History Of Plastic Surgery
Long before the word plastic was first applied in 1818 to denote surgery largely concerned with the pa tient's appearance, physicians performed a number of reconstructive procedures on the noses and ear lobes of soldiers who were injured during battle. As far back as 25 B.C. to A.D. 50, physicians were taking tissue from one part of the body and using it to correct physical defects in other areas. Much of the ancient pioneering efforts in plastic surgery took place in the ancient Arab and Hindu schools of medicine.
During the early part of the sixteenth century, the Branca family in Sicily began practicing plastic surgery procedures, including using flaps or masses of tissue from patient's arms to repair mutilated ears and lips. However, Gaspare Tagliacozzi of Bologna, Italy, is generally credited with initiating the modern era of plastic surgery during the latter half of the sixteenth century.
After Tagliacozzi's death in 1599, the art of plastic surgery languished for nearly two centuries, partly because many surgeons tried unsuccessfully to use donor flaps and skin from slaves and others. The transplantation of tissue between two individuals would not be successfully achieved until the second half of the twentieth century, when scientists learned more about differences in blood types and immune systems and the role these differences played in hindering transplantation of tissues between two people.
A resurgence of interest in plastic surgery began in the nineteenth century with renewed interest in reconstruction of the nose, lips, and other areas of the human body. During this time, a number of surgeons throughout Europe refined techniques for performing a variety of procedures. One of the most beneficial was the development of skin grafting on humans in 1817 to repair burnt or scarred skin.

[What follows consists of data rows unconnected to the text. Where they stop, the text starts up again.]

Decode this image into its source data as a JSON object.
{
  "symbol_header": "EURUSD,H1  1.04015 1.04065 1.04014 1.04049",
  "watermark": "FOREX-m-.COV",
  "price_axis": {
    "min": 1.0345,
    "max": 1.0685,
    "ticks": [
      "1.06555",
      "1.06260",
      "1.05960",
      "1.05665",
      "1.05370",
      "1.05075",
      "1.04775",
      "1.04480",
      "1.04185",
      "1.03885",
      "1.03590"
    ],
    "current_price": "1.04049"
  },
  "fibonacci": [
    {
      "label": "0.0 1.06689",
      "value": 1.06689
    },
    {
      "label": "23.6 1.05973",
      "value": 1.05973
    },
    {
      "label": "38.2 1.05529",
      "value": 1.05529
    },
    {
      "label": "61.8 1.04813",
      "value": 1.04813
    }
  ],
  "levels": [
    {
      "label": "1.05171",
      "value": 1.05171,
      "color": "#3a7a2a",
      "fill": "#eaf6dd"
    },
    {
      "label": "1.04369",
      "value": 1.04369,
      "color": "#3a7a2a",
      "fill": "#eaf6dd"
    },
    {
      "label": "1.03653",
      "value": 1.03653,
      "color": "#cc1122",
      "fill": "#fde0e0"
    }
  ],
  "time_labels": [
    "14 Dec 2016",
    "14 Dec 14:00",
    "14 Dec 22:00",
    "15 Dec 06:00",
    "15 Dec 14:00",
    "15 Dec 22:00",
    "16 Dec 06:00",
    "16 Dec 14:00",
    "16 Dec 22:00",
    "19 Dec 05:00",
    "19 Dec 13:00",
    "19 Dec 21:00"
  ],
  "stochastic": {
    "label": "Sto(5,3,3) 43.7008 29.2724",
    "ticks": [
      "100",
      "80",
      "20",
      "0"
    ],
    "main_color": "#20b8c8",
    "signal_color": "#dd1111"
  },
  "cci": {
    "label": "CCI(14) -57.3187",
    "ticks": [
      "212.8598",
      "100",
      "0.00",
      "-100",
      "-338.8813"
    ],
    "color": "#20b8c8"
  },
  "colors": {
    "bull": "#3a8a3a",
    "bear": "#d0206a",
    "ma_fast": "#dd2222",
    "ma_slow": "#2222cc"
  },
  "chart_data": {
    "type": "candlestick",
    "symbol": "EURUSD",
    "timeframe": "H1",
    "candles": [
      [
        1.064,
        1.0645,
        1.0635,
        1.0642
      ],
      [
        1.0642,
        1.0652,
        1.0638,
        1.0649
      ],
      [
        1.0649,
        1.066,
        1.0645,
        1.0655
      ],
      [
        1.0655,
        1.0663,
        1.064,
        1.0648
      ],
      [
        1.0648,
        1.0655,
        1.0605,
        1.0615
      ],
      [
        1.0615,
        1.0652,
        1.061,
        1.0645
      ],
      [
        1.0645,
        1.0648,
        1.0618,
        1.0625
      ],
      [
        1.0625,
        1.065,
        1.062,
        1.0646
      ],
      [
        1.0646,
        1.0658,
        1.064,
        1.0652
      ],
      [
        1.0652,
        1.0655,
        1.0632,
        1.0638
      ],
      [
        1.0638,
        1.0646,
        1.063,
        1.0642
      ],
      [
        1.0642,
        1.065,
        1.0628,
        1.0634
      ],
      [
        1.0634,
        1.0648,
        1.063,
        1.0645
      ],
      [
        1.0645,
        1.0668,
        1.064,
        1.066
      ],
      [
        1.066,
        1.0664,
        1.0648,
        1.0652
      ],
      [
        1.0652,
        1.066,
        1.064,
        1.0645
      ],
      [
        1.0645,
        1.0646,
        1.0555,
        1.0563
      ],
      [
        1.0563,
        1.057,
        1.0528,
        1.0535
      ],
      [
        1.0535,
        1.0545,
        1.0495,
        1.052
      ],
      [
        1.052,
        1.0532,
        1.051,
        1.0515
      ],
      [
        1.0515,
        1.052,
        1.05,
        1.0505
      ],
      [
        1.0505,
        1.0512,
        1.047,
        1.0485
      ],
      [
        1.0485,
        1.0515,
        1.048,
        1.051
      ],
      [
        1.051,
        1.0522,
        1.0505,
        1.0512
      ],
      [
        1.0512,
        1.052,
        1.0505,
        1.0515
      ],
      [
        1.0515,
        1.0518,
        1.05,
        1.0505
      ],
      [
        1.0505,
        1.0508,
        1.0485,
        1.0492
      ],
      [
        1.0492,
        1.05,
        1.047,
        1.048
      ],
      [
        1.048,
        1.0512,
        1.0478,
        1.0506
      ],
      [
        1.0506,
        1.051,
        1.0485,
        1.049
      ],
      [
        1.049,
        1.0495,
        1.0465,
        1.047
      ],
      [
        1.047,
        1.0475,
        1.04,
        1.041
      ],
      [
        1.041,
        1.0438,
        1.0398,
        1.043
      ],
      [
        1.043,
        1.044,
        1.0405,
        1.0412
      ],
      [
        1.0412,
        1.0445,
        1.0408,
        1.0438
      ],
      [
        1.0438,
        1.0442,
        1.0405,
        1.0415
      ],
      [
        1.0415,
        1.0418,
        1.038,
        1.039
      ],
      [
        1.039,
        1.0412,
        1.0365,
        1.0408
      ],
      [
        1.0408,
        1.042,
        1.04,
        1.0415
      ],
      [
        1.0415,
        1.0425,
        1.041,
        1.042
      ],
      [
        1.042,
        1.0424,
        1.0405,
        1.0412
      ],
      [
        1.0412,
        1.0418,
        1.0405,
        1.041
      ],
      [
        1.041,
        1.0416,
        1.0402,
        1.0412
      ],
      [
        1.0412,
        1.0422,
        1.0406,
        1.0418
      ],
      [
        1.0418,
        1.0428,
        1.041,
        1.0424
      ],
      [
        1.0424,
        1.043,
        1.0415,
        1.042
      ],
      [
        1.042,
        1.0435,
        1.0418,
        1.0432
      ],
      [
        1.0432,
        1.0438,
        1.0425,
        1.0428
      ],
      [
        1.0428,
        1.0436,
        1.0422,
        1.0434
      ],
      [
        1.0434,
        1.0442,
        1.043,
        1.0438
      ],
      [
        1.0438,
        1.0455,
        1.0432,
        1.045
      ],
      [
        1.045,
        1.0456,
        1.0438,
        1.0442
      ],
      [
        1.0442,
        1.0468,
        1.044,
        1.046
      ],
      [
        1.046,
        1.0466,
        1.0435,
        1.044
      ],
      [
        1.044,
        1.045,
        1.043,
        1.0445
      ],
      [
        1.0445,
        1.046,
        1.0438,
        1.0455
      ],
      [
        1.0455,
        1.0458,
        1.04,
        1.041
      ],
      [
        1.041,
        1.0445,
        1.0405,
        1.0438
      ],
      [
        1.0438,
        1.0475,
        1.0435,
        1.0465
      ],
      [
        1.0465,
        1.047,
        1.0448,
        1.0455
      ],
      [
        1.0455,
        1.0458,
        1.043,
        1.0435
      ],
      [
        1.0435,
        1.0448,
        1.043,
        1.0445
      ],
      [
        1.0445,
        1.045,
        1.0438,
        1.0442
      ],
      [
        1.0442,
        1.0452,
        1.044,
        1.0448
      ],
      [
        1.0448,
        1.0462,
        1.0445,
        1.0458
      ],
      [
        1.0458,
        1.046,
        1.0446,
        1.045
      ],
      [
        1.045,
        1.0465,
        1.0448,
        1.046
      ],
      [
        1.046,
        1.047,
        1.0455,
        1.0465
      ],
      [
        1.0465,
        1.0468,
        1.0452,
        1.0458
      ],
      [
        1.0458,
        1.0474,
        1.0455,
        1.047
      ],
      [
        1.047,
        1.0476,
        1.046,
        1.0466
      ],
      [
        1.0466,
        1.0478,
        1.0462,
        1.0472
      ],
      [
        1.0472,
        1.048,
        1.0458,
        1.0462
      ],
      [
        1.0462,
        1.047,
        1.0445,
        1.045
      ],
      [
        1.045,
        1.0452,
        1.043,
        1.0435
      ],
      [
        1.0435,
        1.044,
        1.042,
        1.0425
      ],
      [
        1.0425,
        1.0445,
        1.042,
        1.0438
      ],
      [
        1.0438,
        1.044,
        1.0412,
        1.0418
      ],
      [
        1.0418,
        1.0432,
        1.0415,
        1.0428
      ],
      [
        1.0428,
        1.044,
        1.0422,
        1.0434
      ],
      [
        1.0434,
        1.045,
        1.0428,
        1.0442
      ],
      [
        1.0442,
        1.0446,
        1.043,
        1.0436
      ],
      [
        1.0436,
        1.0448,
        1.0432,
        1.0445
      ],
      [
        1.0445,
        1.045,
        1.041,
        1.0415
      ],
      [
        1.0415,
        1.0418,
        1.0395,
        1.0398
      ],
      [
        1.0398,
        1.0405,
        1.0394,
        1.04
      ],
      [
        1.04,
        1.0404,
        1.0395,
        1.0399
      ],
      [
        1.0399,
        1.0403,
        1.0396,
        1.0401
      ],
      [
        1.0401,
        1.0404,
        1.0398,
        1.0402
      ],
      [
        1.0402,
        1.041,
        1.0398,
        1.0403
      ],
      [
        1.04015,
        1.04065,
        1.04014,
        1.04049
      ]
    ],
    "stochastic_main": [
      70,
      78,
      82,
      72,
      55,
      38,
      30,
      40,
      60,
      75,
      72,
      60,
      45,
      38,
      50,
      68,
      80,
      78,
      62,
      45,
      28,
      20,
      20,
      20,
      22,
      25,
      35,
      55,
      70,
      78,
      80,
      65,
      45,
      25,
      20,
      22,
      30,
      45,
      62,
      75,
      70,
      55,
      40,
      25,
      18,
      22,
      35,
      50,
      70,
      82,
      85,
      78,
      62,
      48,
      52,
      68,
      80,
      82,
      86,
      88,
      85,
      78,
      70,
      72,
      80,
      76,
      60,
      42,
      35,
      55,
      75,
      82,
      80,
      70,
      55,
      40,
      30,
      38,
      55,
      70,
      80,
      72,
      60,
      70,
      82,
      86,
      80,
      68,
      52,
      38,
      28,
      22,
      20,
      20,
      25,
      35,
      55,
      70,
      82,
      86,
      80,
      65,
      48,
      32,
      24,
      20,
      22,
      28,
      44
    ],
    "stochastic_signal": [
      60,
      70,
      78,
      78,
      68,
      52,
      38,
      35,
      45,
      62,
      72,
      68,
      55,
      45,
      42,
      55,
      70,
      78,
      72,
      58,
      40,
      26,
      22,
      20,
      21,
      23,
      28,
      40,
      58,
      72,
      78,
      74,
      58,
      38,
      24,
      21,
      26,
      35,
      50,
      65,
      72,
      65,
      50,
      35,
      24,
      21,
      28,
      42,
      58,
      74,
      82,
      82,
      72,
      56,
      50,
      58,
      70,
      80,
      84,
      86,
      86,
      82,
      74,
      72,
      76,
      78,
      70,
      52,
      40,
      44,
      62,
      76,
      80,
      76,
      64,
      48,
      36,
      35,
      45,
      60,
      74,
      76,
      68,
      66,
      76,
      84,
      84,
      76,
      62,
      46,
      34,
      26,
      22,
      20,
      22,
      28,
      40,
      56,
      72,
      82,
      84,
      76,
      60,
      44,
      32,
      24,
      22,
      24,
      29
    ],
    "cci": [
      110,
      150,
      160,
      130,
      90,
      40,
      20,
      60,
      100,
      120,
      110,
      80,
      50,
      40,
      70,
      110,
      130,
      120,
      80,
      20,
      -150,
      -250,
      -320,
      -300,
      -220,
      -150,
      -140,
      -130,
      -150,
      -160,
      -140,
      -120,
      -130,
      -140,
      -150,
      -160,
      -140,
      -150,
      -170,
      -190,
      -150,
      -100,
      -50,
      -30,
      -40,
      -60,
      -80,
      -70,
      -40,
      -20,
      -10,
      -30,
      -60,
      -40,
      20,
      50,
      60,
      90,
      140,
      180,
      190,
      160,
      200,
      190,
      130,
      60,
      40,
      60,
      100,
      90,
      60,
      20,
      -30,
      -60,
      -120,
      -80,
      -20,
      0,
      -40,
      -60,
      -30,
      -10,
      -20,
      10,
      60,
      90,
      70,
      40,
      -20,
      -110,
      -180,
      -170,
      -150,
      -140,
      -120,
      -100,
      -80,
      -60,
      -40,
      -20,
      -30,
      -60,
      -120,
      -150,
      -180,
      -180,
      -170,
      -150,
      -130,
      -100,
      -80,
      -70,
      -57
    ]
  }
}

The next major advances in plastic surgery would not take place until well into the next century, when various new flap techniques were developed in the 1960s and 1970s. The first successful reattachment of a severed arm was accomplished in 1970. And, in 1972, the advancement of microsurgical techniques that enabled surgeons to reattach minute nerves and blood vessels further enhanced this surgical field. It was during this time that cosmetic plastic surgery also began to bloom, as new techniques were refined to enhance physical appearances, including breast implants and face lifts.